The life settlement industry is trying to get regulators to listen to two proposals that would impact viatical brokers as well as an insureds contractual right to viaticate a policy.
One of the issues–whether or not an insurance contract can contain language that prohibits viatication of a life insurance policy–is scheduled to be reviewed by regulators at the National Association of Insurance Commissioners, Kansas City, Mo.
Different states are taking different positions, according to Lester Dunlap, assistant commissioner with the Louisiana insurance department and chair of the NAICs viatical settlements working group.
In Louisiana, such a prohibition is not permitted, Dunlap explains, because there are legislative and regulatory frameworks in place to protect consumers. “If we were discussing this 10-12 years ago, it might have been a different story,” he adds.
A second issue that life settlement representatives are trying to get heard is whether viaticating policies is, in fact, the business of insurance, Dunlap says.
If it is considered the business of insurance, then the viatical industry would be subject to the requirements of the Gramm-Leach-Bliley Act of 1999, he says.
And, if that were the case, then it is being argued that it could negate the need for a viatical brokers license if the broker is already an insurance producer, Dunlap explains.

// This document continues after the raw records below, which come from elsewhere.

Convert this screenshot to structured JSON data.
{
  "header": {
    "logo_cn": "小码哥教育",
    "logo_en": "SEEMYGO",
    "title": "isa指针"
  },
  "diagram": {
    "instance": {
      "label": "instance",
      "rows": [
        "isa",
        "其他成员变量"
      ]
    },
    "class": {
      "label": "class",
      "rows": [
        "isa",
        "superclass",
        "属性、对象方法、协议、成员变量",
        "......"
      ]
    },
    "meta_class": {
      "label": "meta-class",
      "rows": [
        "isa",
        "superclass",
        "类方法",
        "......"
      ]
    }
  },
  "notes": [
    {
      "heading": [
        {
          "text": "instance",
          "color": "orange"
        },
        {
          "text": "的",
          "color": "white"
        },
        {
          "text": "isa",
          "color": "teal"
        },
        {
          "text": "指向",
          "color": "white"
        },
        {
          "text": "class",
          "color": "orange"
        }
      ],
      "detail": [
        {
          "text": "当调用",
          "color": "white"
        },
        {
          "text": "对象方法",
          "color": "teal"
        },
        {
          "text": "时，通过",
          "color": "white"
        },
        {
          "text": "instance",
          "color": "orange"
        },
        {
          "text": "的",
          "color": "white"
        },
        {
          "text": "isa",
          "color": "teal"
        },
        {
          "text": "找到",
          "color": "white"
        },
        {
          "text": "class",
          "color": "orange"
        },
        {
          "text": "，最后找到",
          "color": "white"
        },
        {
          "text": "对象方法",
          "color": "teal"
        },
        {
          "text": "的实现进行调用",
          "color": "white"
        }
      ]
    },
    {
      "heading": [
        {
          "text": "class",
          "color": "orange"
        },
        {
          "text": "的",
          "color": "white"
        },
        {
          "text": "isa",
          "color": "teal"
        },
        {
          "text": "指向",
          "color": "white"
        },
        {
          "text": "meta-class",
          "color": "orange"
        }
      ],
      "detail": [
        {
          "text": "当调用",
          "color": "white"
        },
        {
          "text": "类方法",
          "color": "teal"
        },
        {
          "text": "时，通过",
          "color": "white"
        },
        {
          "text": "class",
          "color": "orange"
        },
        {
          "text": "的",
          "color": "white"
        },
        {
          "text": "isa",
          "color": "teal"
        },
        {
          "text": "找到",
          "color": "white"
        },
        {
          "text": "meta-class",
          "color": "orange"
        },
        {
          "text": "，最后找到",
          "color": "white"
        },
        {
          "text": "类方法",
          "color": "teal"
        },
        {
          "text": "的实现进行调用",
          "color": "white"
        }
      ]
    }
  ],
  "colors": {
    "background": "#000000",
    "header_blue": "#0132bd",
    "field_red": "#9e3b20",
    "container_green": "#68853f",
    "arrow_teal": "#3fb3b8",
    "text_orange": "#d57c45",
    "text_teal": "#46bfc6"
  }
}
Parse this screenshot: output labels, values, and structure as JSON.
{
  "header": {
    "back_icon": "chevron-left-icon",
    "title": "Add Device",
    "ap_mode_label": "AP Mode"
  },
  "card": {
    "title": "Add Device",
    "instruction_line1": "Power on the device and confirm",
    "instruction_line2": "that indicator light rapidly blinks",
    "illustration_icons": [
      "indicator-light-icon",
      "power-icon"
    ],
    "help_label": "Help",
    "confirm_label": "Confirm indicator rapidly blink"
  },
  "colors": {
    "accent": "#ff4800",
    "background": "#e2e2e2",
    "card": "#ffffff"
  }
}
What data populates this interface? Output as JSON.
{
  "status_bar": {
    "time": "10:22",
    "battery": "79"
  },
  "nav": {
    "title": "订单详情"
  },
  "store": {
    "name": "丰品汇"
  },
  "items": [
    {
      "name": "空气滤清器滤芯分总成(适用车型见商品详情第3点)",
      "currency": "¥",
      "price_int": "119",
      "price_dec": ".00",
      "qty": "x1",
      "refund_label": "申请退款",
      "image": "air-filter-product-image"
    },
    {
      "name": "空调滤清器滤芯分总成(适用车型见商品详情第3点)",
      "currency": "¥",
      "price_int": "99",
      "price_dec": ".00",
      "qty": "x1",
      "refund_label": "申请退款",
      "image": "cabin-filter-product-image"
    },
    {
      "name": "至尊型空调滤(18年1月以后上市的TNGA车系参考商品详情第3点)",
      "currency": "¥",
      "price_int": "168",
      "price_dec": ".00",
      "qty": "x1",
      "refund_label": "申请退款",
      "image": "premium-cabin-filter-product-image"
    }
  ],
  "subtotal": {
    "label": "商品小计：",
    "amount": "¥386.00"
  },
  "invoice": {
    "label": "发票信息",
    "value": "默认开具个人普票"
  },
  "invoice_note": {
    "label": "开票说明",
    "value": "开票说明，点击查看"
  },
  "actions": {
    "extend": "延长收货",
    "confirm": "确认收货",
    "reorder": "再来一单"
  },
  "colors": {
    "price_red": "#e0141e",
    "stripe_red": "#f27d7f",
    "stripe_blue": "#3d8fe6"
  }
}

The issue has come up before the viatical settlements working group and after “deliberate” discussion it was decided not to address it in the model regulation, he says.
Final touches are being put on the Viatical Settlements model regulation with the working group scheduled to vote up the draft on Oct. 9. The model could be fully adopted by the NAIC by March of next year.